**** Source data ****

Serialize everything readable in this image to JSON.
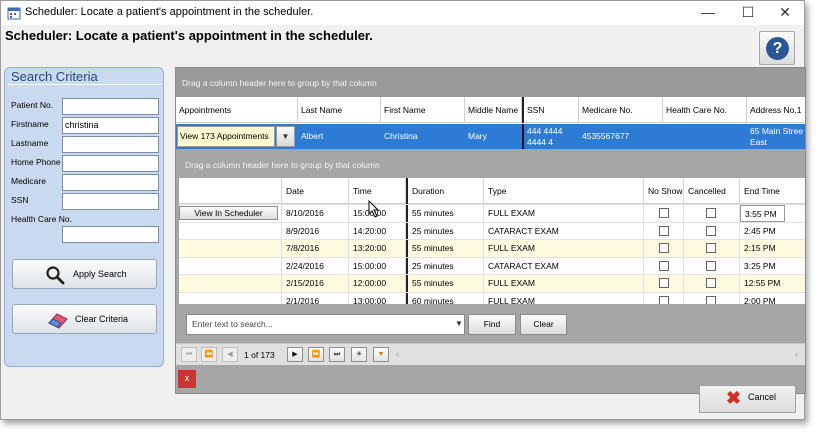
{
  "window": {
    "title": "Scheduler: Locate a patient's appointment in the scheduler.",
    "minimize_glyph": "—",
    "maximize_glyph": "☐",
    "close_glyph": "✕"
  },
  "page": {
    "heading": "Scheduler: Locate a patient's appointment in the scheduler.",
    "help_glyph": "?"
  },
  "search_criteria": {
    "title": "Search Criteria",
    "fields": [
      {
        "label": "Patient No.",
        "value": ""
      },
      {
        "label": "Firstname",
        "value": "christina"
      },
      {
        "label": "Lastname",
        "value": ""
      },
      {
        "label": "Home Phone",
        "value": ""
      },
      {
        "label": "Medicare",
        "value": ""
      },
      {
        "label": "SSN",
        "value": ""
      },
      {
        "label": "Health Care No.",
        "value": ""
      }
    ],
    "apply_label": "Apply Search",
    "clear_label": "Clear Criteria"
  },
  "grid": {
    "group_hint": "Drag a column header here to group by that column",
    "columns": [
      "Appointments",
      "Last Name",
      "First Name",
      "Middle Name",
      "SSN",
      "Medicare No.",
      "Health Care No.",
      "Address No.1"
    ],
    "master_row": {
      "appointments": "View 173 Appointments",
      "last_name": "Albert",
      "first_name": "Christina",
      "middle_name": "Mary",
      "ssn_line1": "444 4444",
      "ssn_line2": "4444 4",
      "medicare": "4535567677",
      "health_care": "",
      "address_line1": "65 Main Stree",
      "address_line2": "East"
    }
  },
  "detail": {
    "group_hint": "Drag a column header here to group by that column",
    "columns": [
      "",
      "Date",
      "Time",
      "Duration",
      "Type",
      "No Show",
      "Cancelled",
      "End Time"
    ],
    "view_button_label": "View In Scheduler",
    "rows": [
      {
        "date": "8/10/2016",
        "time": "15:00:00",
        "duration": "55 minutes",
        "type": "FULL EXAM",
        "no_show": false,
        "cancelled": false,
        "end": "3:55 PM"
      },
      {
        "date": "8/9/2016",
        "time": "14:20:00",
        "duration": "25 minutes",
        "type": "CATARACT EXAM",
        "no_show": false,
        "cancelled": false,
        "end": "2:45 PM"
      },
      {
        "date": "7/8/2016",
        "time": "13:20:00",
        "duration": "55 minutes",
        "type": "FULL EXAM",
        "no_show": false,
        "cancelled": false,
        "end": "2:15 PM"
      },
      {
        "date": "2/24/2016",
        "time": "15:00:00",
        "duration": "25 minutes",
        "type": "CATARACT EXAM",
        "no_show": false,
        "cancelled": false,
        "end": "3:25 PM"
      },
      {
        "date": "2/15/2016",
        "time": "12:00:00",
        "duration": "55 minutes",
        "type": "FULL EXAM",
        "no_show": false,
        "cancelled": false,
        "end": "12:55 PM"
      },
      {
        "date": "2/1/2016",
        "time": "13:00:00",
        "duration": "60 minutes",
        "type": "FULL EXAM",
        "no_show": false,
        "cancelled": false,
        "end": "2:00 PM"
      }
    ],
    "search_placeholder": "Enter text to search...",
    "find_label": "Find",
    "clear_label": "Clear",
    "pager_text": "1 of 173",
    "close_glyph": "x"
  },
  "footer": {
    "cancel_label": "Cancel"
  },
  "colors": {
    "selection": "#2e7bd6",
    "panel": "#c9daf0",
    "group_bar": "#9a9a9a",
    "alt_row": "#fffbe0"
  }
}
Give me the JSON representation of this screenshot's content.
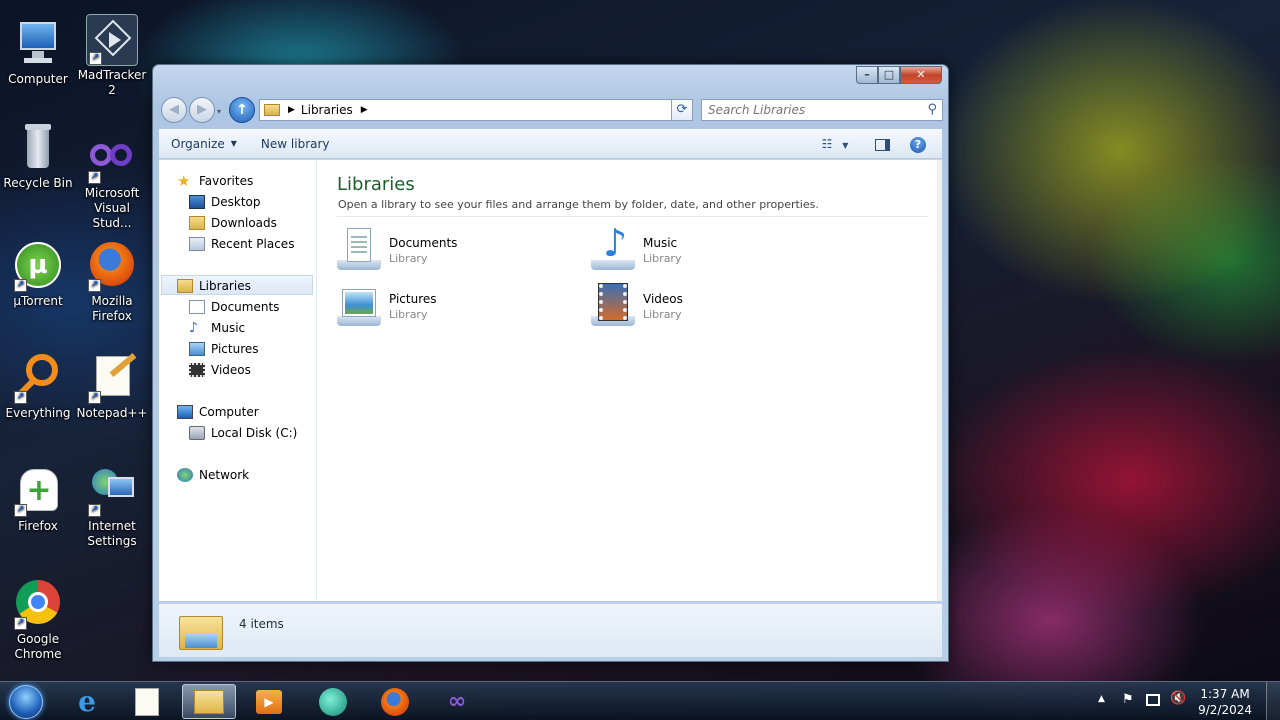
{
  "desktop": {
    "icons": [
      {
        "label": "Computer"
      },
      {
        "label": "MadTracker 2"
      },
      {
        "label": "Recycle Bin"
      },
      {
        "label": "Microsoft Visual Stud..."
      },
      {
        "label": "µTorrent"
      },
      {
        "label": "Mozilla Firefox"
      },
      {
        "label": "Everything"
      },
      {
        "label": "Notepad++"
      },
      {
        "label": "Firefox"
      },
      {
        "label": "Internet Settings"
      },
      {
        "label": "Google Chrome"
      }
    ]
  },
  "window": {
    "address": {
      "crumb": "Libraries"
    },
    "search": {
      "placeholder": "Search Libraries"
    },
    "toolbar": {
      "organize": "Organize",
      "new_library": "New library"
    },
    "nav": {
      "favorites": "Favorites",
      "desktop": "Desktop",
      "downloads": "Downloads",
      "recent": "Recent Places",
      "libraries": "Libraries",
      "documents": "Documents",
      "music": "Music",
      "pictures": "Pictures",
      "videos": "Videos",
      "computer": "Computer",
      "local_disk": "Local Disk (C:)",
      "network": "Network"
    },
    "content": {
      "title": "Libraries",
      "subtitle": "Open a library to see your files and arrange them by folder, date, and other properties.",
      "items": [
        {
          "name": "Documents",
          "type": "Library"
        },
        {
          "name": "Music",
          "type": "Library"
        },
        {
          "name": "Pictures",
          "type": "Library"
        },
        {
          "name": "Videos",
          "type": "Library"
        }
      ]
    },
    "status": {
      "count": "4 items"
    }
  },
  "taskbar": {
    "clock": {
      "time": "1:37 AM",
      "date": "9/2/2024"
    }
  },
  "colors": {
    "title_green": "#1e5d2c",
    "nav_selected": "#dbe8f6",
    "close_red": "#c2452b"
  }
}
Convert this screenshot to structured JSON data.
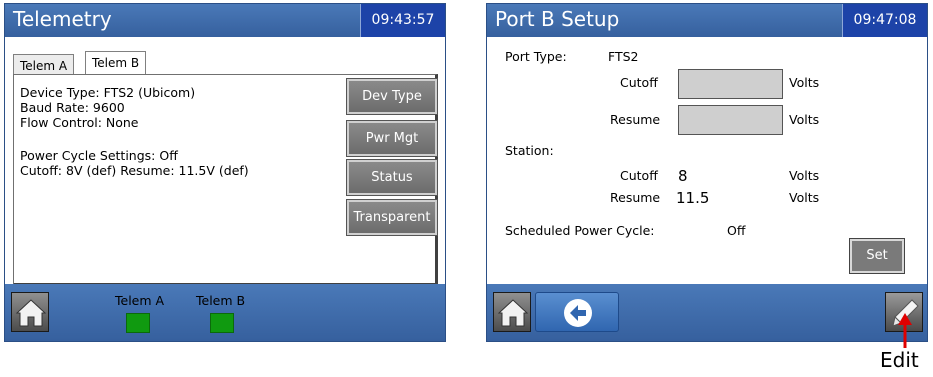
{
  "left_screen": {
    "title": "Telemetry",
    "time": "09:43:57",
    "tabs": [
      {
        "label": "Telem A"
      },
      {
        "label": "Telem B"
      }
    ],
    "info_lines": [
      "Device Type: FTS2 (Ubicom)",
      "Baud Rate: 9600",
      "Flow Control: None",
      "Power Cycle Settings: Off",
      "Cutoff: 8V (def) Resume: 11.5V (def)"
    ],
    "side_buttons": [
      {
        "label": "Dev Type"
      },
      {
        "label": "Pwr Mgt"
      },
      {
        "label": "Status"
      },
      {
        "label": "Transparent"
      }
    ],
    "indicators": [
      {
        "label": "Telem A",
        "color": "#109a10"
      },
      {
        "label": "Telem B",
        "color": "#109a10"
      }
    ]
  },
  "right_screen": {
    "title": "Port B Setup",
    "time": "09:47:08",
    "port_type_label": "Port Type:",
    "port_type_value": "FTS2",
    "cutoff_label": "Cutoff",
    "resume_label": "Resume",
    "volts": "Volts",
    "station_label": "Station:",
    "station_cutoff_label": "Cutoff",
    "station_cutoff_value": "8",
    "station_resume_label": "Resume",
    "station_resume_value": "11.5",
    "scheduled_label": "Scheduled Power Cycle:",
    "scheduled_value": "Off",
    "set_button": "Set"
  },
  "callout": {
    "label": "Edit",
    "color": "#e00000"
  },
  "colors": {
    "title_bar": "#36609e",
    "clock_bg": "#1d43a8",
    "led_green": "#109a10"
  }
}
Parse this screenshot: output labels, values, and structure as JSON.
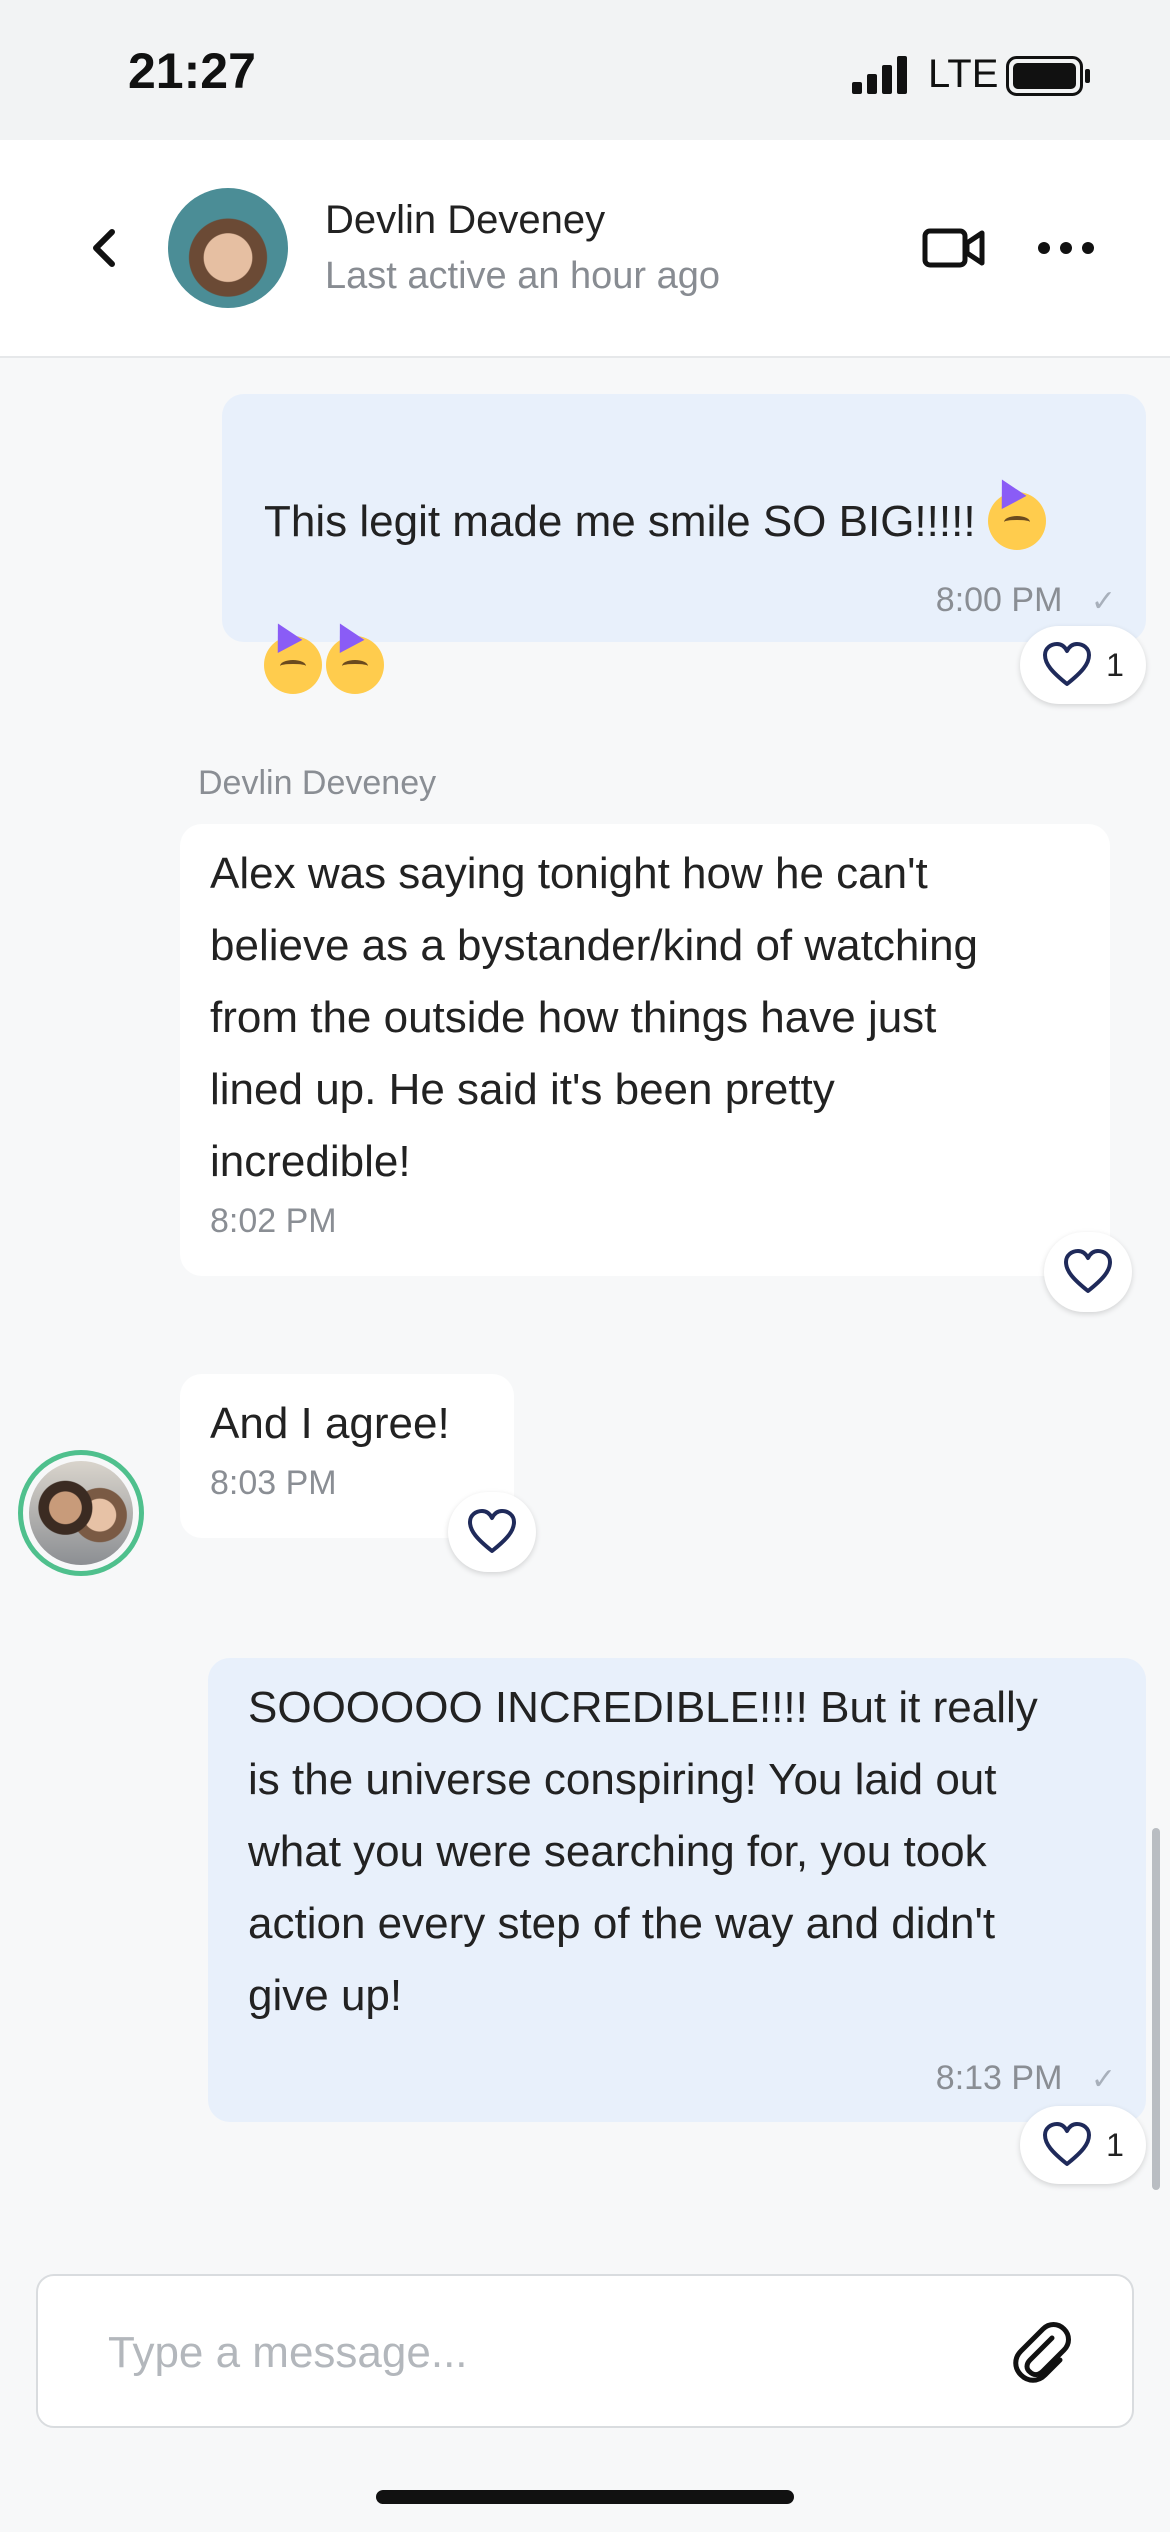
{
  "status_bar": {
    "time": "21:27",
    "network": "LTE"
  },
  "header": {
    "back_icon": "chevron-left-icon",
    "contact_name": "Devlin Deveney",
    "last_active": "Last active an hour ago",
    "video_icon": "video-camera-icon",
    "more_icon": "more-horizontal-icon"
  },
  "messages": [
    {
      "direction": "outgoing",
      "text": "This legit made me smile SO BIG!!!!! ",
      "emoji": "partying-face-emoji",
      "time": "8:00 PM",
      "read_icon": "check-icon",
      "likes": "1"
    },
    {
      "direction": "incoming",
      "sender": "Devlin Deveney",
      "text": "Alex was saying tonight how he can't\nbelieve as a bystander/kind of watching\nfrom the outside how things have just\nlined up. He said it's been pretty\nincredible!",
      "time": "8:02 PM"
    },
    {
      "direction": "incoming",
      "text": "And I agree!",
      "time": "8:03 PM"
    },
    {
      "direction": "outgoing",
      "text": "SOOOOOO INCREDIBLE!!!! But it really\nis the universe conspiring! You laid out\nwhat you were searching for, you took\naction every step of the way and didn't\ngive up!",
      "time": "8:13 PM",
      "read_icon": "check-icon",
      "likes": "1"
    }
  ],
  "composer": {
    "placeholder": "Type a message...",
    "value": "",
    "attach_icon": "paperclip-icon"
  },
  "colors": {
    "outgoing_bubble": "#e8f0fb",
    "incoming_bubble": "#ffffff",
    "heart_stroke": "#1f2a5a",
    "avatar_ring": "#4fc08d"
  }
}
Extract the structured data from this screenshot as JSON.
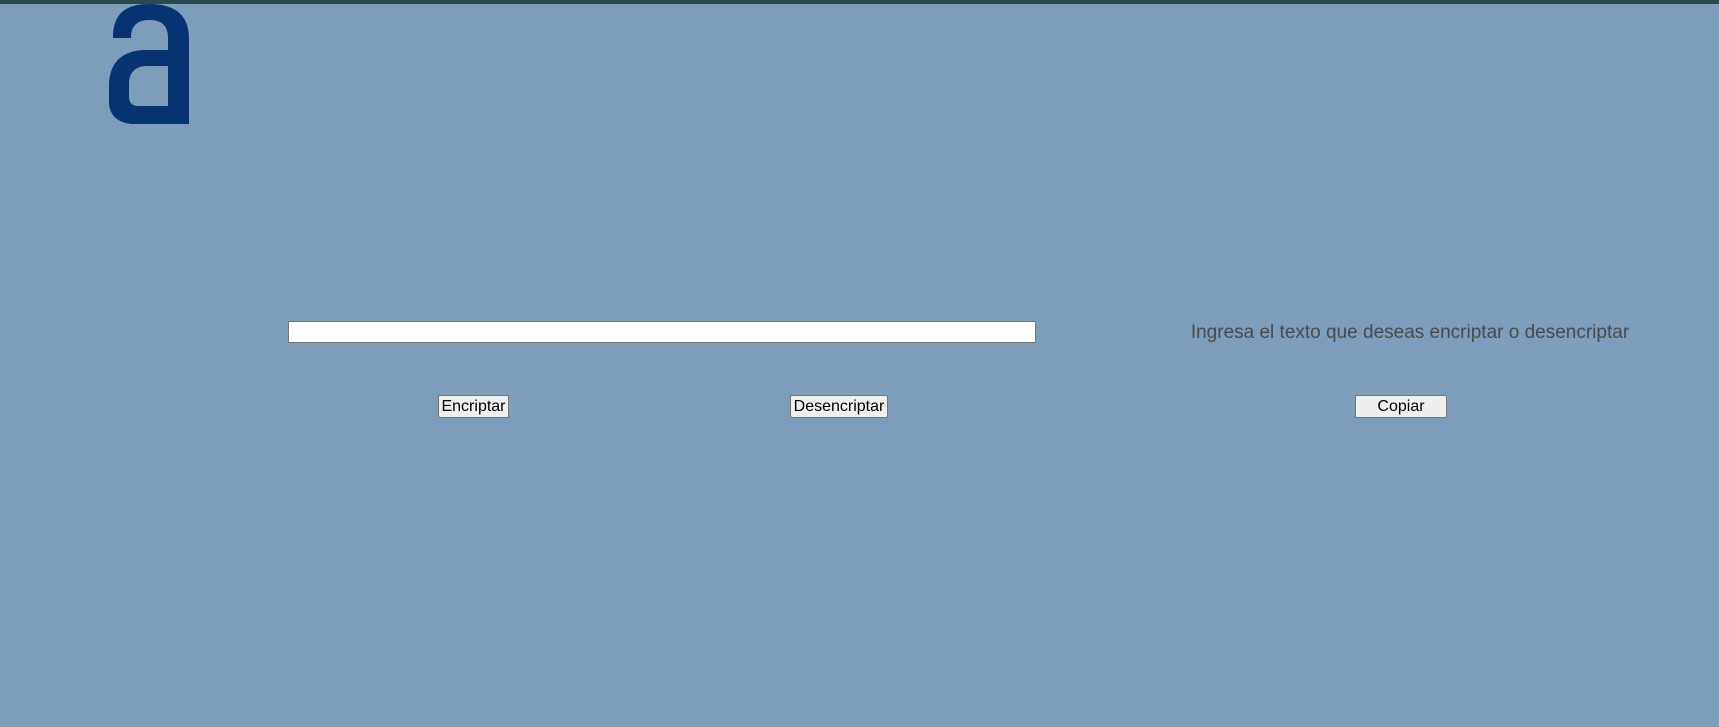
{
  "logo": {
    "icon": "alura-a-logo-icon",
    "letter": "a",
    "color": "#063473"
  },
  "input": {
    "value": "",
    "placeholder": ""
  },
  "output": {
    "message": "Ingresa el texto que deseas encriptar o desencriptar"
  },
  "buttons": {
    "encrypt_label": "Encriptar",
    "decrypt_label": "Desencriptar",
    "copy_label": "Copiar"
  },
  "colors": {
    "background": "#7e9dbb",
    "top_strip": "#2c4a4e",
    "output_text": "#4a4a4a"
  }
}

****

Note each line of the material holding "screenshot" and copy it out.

Result of the exercise:
Give me the JSON representation of this screenshot's content.
Convert this screenshot to structured JSON data.
Parse this screenshot: output labels, values, and structure as JSON.
Extract the structured data from this screenshot as JSON.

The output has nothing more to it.